As the planet is becoming human-dominated there is an emergence of entirely new sets of habitats which nature has not seen before and there and there exists a gap knowledge and understanding of how wildlife species evolve and adapt to these increasing human-dominated and modified habitat (towns, cities and agricultural plantations. My research focuses on studying the evolutionary change of urban wildlife, in order to increase our understanding of the evolution and species which is vital in improving wildlife conservation, and inform green planning, development, and design and to improve pest and disease management in human-modified habitats.

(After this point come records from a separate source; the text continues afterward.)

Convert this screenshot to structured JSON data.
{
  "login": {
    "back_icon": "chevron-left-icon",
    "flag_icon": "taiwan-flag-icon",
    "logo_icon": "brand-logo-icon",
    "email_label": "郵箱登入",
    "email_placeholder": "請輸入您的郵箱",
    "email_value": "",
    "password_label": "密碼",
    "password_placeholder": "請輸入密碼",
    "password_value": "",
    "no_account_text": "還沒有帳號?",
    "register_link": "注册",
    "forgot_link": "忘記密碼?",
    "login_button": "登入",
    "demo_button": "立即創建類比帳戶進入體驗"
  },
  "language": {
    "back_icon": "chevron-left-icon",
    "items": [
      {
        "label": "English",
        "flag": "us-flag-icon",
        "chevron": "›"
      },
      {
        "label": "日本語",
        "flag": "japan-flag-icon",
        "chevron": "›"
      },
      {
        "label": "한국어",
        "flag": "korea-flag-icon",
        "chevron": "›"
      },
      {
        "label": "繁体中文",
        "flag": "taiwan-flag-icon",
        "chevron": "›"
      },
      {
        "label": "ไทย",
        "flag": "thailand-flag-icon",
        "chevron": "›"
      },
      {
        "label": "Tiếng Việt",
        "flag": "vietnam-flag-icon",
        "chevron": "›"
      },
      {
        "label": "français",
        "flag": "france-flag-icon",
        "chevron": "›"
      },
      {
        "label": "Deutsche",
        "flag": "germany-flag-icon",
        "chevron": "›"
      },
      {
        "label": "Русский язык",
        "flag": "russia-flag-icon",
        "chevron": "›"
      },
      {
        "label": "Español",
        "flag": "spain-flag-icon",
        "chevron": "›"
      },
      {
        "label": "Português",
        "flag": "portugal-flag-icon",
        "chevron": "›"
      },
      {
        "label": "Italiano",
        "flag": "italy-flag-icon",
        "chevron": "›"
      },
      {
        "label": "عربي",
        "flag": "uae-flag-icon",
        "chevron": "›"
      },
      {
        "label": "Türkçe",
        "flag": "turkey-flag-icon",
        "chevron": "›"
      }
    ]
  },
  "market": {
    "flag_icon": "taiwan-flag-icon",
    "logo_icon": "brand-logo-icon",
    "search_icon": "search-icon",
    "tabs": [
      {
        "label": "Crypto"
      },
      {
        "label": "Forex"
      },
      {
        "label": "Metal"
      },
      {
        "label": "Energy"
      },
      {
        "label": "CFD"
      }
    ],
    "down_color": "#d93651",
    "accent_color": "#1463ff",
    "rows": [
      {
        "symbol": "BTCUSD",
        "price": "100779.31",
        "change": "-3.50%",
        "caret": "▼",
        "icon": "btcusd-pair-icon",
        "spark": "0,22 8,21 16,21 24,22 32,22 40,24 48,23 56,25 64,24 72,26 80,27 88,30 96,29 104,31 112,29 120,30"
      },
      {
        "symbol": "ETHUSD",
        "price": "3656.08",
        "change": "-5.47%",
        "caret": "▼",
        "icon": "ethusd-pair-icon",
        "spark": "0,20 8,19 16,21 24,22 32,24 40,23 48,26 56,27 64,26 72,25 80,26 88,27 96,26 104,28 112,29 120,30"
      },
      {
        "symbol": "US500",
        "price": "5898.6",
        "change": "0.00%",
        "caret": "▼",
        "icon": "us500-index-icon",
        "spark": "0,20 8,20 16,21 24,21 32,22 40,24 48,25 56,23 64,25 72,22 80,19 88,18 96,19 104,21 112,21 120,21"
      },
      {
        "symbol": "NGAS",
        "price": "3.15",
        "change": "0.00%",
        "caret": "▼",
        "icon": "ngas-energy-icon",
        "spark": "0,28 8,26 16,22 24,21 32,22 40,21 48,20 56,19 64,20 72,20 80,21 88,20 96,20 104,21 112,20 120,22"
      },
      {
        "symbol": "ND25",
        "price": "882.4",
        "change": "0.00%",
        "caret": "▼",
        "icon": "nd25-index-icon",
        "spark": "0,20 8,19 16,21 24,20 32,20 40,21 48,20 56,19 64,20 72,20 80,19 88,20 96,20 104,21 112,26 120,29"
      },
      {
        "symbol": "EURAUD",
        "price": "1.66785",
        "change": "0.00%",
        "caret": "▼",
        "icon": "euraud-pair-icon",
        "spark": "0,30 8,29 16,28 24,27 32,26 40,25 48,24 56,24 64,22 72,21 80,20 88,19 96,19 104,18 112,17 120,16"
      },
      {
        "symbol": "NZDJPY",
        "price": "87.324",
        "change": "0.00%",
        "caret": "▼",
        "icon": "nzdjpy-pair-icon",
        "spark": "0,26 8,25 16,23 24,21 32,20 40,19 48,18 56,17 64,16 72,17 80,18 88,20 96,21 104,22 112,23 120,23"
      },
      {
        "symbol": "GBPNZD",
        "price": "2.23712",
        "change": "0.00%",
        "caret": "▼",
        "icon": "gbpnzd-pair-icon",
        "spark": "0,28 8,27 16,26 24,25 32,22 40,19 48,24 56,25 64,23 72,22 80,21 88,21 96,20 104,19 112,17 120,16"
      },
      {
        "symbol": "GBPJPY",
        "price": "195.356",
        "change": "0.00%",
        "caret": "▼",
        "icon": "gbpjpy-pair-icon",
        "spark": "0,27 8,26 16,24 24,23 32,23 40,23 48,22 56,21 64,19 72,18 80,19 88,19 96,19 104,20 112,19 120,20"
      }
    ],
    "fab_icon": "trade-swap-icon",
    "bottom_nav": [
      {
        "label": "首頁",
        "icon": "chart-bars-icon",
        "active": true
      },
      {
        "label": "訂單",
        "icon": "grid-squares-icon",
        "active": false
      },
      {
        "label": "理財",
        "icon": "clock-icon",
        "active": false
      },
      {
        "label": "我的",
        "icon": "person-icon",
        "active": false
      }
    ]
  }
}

My ongoing research shows that mice communities occurring in urban areas, sugarcane plantations and rural areas have reduced species richness and diversity compared with communities occurring in savanna habitats. My data also shows that anthropogenic habitats are dominated by generalist mice populations (e.g. the natal multi-mammate mouse) compared to savanna. The genetic data shows positive selection in genes involved in lipid and carbohydrate metabolism in the natal multi-mammate mouse (Mastomys natalensis) occurring in urban habitats. I hypothesized that selection is acting on metabolic pathways due to the new dietary composition linked with urban environments compared with adjacent less disturbed rural/natural habitats.